• _What is expected_: Pull out every line below containing the word "title".

Data about app and page elements:
++++++++++++++++++++
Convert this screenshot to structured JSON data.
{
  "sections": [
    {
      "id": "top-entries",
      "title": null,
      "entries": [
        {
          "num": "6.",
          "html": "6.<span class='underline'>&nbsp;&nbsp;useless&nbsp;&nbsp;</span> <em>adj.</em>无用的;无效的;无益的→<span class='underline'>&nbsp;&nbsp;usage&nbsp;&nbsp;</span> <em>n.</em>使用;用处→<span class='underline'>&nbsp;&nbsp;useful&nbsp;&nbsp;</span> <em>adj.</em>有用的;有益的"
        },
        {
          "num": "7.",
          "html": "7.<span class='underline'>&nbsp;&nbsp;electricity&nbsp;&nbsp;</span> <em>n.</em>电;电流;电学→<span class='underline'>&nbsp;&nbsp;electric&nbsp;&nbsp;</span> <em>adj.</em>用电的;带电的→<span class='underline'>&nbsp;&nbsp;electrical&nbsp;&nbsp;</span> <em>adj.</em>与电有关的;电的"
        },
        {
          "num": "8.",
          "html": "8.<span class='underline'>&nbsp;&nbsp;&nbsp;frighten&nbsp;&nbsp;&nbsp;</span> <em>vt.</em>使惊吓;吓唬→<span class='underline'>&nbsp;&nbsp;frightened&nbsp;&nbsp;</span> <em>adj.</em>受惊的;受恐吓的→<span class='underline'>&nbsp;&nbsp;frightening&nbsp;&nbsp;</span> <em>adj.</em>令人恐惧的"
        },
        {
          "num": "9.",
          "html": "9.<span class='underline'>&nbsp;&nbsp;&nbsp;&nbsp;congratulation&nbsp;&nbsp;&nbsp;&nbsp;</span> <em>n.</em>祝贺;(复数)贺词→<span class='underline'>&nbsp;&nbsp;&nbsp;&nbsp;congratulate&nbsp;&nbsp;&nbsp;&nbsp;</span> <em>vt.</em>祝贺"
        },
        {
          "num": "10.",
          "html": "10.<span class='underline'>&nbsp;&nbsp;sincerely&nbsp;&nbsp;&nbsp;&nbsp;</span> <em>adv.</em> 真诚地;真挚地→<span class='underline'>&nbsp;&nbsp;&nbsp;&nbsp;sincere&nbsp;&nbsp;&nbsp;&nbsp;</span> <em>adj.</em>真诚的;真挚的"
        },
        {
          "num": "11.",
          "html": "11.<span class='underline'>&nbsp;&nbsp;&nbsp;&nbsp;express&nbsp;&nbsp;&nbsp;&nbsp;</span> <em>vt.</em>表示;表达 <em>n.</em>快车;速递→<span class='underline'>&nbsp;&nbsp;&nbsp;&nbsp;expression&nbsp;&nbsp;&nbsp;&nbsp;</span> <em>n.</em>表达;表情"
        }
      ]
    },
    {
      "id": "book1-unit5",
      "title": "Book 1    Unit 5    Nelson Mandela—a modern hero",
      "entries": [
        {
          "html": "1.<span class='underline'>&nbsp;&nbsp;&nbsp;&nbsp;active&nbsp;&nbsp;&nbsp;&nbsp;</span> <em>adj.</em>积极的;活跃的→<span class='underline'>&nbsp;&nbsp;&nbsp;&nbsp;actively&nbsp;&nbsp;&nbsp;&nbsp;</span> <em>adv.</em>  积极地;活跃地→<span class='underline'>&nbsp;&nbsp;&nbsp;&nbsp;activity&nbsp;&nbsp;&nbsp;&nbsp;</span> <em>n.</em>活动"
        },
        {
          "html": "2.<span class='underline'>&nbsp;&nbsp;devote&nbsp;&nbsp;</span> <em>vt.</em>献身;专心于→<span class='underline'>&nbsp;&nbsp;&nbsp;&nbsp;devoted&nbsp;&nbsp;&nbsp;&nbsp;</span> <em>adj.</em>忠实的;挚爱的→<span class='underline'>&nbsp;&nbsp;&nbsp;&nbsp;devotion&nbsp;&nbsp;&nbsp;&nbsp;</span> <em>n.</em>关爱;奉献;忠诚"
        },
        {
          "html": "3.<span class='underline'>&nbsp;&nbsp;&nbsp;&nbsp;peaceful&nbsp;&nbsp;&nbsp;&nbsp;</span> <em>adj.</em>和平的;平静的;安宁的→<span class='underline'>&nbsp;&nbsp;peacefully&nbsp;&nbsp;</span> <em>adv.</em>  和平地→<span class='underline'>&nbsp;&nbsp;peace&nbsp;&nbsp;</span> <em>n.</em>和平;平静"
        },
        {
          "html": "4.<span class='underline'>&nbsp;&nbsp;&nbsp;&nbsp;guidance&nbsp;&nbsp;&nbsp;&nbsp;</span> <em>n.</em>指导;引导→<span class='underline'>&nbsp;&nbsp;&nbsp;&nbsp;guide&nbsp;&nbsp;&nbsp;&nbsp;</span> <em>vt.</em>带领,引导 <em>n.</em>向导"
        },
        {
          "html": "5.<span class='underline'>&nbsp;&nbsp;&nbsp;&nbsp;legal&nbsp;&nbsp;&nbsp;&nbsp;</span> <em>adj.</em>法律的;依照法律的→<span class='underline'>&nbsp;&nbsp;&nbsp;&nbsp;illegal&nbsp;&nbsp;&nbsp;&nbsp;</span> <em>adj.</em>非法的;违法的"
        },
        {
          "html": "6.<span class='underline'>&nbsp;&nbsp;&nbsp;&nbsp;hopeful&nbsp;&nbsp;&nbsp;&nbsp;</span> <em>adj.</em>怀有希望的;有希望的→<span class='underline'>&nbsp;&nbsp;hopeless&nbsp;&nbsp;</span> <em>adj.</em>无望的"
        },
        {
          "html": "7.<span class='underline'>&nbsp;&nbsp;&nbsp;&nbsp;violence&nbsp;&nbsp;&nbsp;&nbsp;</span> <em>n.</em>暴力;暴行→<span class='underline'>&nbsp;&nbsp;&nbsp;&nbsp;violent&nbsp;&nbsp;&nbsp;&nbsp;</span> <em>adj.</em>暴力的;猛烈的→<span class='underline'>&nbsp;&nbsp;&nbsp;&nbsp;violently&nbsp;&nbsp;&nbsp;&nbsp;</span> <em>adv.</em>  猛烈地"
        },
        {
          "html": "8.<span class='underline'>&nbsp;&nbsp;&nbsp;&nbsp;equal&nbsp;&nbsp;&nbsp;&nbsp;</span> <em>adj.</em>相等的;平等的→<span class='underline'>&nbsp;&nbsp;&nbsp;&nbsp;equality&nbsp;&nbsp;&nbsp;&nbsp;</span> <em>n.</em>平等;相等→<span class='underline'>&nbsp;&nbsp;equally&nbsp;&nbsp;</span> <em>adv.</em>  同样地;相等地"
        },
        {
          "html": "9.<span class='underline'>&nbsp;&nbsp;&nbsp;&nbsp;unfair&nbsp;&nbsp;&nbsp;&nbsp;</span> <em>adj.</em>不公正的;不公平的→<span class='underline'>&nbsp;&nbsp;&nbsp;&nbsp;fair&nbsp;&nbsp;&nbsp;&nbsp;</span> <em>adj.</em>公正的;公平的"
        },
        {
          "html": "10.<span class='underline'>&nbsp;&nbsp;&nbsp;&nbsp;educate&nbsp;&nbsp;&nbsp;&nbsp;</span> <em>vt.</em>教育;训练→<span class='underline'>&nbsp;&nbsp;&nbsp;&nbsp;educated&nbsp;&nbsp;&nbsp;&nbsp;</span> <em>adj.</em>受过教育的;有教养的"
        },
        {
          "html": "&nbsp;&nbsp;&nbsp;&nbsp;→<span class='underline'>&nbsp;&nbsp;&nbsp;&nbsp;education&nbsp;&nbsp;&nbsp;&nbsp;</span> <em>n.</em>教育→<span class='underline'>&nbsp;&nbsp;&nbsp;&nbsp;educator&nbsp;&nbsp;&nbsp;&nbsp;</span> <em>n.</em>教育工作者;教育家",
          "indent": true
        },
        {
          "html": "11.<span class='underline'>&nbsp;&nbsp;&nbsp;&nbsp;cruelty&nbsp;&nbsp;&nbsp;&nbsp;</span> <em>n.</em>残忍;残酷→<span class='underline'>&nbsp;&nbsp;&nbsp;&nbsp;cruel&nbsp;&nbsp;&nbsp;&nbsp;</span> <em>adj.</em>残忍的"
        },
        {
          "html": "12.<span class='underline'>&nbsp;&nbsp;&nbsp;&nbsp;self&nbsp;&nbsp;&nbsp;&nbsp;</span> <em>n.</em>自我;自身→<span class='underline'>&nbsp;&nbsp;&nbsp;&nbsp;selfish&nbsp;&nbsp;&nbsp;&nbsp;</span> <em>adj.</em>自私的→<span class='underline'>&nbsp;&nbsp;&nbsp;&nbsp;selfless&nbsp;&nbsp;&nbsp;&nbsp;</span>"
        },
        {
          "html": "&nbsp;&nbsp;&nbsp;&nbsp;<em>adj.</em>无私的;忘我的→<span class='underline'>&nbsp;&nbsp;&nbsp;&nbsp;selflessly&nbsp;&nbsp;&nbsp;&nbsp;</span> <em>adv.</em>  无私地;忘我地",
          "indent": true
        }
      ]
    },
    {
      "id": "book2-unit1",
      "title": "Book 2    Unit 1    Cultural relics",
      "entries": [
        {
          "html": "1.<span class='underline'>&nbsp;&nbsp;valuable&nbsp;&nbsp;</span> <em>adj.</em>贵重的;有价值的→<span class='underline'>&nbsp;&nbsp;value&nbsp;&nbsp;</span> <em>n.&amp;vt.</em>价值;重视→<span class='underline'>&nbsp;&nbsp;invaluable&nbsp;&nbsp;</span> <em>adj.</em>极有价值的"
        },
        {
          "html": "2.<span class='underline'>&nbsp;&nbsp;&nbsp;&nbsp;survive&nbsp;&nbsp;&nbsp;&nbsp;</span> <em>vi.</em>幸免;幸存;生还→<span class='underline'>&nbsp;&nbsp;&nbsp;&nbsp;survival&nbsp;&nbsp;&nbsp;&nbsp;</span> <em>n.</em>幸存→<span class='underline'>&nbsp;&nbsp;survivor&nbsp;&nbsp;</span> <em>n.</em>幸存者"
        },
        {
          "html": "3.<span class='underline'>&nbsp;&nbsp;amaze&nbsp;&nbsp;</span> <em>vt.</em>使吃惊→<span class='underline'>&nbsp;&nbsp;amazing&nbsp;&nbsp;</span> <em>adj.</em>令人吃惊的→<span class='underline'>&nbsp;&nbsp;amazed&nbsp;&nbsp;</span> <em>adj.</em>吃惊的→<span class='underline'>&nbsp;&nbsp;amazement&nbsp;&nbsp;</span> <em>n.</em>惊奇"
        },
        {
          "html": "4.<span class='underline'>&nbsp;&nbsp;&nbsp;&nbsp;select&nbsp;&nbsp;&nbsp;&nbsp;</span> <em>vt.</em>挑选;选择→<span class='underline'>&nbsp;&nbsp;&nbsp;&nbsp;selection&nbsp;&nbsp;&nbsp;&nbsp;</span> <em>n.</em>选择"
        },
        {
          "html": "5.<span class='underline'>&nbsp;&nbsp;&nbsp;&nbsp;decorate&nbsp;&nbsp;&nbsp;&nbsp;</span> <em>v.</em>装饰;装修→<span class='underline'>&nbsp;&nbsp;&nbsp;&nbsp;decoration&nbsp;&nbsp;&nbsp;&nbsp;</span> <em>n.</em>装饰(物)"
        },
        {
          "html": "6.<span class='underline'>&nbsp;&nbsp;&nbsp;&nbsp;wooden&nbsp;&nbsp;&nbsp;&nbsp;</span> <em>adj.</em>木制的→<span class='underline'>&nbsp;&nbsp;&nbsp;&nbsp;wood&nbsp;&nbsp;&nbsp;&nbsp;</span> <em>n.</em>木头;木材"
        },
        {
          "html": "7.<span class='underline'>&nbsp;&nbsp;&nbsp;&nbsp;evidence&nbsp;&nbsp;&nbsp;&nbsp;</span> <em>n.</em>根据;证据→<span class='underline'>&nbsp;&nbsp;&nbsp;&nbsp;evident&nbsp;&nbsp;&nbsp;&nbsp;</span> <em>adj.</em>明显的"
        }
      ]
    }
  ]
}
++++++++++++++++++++
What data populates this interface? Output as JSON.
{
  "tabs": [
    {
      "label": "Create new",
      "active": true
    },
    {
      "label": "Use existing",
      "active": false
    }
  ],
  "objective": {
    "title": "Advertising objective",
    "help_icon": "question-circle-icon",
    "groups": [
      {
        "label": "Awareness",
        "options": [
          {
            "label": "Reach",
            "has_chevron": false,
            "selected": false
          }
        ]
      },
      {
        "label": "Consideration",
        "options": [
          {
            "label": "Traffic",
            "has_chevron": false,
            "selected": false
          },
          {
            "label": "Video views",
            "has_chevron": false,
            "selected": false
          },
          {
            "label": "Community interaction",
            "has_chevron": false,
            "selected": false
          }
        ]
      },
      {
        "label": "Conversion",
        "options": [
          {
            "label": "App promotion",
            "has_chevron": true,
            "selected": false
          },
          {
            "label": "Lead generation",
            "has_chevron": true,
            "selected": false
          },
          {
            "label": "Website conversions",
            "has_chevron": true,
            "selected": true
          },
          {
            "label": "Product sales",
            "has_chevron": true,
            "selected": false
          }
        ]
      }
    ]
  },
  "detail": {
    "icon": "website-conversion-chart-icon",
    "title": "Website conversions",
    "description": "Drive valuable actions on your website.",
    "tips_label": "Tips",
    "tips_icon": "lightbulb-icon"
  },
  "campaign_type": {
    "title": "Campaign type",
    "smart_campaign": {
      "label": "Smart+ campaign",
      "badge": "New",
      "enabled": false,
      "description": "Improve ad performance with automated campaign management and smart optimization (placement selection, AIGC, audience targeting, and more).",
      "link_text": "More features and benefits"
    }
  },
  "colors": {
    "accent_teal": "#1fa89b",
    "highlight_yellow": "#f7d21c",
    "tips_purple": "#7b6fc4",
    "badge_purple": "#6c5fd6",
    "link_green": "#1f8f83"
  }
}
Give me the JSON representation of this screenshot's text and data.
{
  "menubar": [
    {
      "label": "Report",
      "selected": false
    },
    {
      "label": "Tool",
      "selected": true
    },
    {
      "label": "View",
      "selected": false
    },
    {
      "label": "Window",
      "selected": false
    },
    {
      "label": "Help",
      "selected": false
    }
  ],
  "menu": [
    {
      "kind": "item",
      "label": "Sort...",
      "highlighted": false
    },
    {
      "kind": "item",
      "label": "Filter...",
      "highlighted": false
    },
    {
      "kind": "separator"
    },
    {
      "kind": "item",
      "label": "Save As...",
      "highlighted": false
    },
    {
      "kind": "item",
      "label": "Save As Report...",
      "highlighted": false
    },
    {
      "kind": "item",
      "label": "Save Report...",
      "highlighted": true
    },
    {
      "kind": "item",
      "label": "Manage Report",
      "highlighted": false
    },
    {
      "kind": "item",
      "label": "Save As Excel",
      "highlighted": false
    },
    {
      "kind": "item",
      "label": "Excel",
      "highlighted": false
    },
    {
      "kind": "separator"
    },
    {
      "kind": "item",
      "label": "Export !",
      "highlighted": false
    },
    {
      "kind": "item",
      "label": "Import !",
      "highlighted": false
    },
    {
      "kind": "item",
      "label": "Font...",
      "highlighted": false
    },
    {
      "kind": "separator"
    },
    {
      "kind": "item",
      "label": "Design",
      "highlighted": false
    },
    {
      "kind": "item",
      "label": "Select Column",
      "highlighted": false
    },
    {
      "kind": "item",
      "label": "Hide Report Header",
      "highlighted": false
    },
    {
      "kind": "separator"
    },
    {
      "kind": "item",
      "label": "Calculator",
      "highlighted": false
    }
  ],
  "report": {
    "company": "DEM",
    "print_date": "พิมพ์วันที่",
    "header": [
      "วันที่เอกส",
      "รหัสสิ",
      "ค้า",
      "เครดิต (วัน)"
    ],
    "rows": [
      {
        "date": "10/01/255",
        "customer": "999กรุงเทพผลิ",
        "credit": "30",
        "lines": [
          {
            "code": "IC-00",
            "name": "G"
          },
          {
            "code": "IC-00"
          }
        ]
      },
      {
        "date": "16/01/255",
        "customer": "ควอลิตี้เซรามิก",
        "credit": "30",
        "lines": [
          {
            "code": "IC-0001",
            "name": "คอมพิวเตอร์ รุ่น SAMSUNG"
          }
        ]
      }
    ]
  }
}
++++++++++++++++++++
• _Task answer_:
      "title": null,
      "title": "Book 1    Unit 5    Nelson Mandela—a modern hero",
      "title": "Book 2    Unit 1    Cultural relics",
    "title": "Advertising objective",
    "title": "Website conversions",
    "title": "Campaign type",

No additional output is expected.